# Excerpted data
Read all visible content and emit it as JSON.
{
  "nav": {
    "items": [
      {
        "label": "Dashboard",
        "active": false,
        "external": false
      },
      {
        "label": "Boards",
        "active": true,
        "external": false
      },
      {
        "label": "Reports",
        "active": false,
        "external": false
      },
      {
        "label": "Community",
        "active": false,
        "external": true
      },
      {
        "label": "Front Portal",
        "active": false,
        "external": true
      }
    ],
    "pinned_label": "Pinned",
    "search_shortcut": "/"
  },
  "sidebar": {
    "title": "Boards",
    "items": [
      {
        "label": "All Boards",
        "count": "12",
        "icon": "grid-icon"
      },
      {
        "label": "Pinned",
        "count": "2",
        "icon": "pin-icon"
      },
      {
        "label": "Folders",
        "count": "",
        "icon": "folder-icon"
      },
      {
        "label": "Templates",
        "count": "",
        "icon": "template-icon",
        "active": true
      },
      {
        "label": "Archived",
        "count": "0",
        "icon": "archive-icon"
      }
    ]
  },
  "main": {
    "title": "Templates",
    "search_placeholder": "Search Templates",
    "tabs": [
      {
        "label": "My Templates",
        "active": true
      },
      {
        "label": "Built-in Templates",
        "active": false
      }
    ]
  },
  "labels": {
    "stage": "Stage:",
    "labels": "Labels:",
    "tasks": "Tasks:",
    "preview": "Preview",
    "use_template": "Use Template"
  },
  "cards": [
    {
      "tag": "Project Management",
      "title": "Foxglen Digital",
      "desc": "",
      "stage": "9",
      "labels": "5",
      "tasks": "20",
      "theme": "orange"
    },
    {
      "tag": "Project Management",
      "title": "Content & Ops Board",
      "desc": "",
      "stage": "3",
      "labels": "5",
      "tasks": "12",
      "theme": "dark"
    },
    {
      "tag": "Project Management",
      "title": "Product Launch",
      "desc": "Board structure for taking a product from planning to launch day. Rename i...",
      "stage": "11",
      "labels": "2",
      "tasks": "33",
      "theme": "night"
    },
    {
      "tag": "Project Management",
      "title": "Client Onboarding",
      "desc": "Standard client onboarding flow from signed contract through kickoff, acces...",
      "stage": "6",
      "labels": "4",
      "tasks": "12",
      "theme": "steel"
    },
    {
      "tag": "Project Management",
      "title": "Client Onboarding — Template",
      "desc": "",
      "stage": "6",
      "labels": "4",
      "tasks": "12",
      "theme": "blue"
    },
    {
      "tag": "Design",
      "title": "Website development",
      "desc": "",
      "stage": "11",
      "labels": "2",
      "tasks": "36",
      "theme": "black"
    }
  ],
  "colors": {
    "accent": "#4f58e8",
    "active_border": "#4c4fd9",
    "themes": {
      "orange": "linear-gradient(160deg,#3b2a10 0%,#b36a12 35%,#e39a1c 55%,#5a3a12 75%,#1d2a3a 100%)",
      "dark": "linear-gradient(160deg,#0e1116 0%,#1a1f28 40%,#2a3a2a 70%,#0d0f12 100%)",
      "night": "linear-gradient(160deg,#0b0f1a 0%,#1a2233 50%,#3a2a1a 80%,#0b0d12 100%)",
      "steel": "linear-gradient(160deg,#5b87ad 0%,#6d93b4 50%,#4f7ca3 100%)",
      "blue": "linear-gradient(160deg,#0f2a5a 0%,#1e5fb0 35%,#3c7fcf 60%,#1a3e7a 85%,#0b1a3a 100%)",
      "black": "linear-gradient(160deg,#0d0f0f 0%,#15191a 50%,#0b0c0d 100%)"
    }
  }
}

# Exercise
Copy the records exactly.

# Problem solution
Read all visible content and emit it as JSON.
{
  "nav": {
    "items": [
      {
        "label": "Dashboard",
        "active": false,
        "external": false
      },
      {
        "label": "Boards",
        "active": true,
        "external": false
      },
      {
        "label": "Reports",
        "active": false,
        "external": false
      },
      {
        "label": "Community",
        "active": false,
        "external": true
      },
      {
        "label": "Front Portal",
        "active": false,
        "external": true
      }
    ],
    "pinned_label": "Pinned",
    "search_shortcut": "/"
  },
  "sidebar": {
    "title": "Boards",
    "items": [
      {
        "label": "All Boards",
        "count": "12",
        "icon": "grid-icon"
      },
      {
        "label": "Pinned",
        "count": "2",
        "icon": "pin-icon"
      },
      {
        "label": "Folders",
        "count": "",
        "icon": "folder-icon"
      },
      {
        "label": "Templates",
        "count": "",
        "icon": "template-icon",
        "active": true
      },
      {
        "label": "Archived",
        "count": "0",
        "icon": "archive-icon"
      }
    ]
  },
  "main": {
    "title": "Templates",
    "search_placeholder": "Search Templates",
    "tabs": [
      {
        "label": "My Templates",
        "active": true
      },
      {
        "label": "Built-in Templates",
        "active": false
      }
    ]
  },
  "labels": {
    "stage": "Stage:",
    "labels": "Labels:",
    "tasks": "Tasks:",
    "preview": "Preview",
    "use_template": "Use Template"
  },
  "cards": [
    {
      "tag": "Project Management",
      "title": "Foxglen Digital",
      "desc": "",
      "stage": "9",
      "labels": "5",
      "tasks": "20",
      "theme": "orange"
    },
    {
      "tag": "Project Management",
      "title": "Content & Ops Board",
      "desc": "",
      "stage": "3",
      "labels": "5",
      "tasks": "12",
      "theme": "dark"
    },
    {
      "tag": "Project Management",
      "title": "Product Launch",
      "desc": "Board structure for taking a product from planning to launch day. Rename i...",
      "stage": "11",
      "labels": "2",
      "tasks": "33",
      "theme": "night"
    },
    {
      "tag": "Project Management",
      "title": "Client Onboarding",
      "desc": "Standard client onboarding flow from signed contract through kickoff, acces...",
      "stage": "6",
      "labels": "4",
      "tasks": "12",
      "theme": "steel"
    },
    {
      "tag": "Project Management",
      "title": "Client Onboarding — Template",
      "desc": "",
      "stage": "6",
      "labels": "4",
      "tasks": "12",
      "theme": "blue"
    },
    {
      "tag": "Design",
      "title": "Website development",
      "desc": "",
      "stage": "11",
      "labels": "2",
      "tasks": "36",
      "theme": "black"
    }
  ],
  "colors": {
    "accent": "#4f58e8",
    "active_border": "#4c4fd9",
    "themes": {
      "orange": "linear-gradient(160deg,#3b2a10 0%,#b36a12 35%,#e39a1c 55%,#5a3a12 75%,#1d2a3a 100%)",
      "dark": "linear-gradient(160deg,#0e1116 0%,#1a1f28 40%,#2a3a2a 70%,#0d0f12 100%)",
      "night": "linear-gradient(160deg,#0b0f1a 0%,#1a2233 50%,#3a2a1a 80%,#0b0d12 100%)",
      "steel": "linear-gradient(160deg,#5b87ad 0%,#6d93b4 50%,#4f7ca3 100%)",
      "blue": "linear-gradient(160deg,#0f2a5a 0%,#1e5fb0 35%,#3c7fcf 60%,#1a3e7a 85%,#0b1a3a 100%)",
      "black": "linear-gradient(160deg,#0d0f0f 0%,#15191a 50%,#0b0c0d 100%)"
    }
  }
}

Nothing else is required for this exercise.